Data extract below:
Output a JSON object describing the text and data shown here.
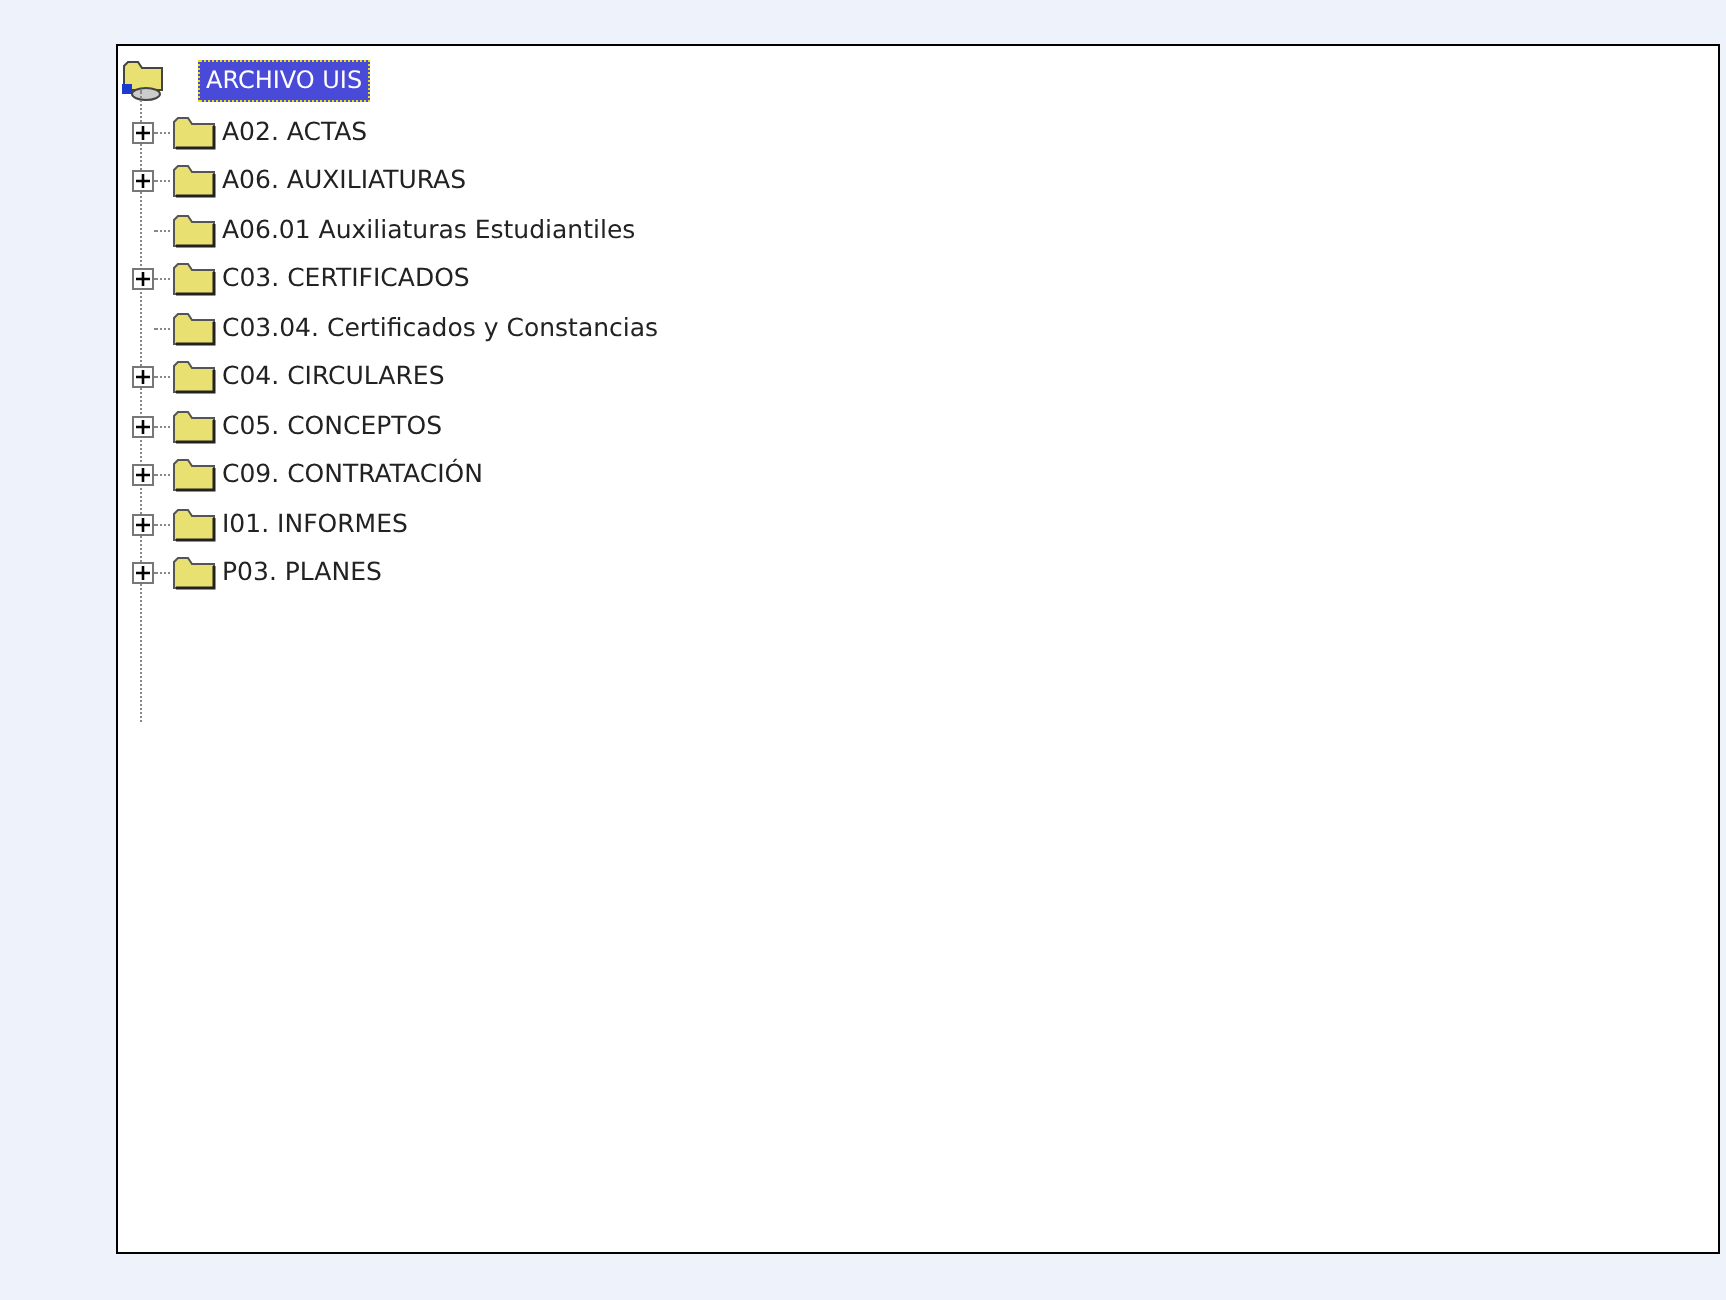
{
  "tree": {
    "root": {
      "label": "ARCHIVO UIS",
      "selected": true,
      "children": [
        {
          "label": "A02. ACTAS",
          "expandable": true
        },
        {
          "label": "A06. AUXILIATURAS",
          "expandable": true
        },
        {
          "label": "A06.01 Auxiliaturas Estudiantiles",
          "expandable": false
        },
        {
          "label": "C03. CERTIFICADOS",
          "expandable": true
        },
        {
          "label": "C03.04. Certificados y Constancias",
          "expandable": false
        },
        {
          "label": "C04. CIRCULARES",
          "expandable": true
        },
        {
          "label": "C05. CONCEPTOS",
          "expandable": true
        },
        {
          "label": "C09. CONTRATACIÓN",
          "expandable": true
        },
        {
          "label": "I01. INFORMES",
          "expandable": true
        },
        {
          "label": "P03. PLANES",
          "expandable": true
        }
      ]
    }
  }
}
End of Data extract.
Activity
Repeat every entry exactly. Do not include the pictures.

Exercise solution
Output a JSON object describing the text and data shown here.
{
  "tree": {
    "root": {
      "label": "ARCHIVO UIS",
      "selected": true,
      "children": [
        {
          "label": "A02. ACTAS",
          "expandable": true
        },
        {
          "label": "A06. AUXILIATURAS",
          "expandable": true
        },
        {
          "label": "A06.01 Auxiliaturas Estudiantiles",
          "expandable": false
        },
        {
          "label": "C03. CERTIFICADOS",
          "expandable": true
        },
        {
          "label": "C03.04. Certificados y Constancias",
          "expandable": false
        },
        {
          "label": "C04. CIRCULARES",
          "expandable": true
        },
        {
          "label": "C05. CONCEPTOS",
          "expandable": true
        },
        {
          "label": "C09. CONTRATACIÓN",
          "expandable": true
        },
        {
          "label": "I01. INFORMES",
          "expandable": true
        },
        {
          "label": "P03. PLANES",
          "expandable": true
        }
      ]
    }
  }
}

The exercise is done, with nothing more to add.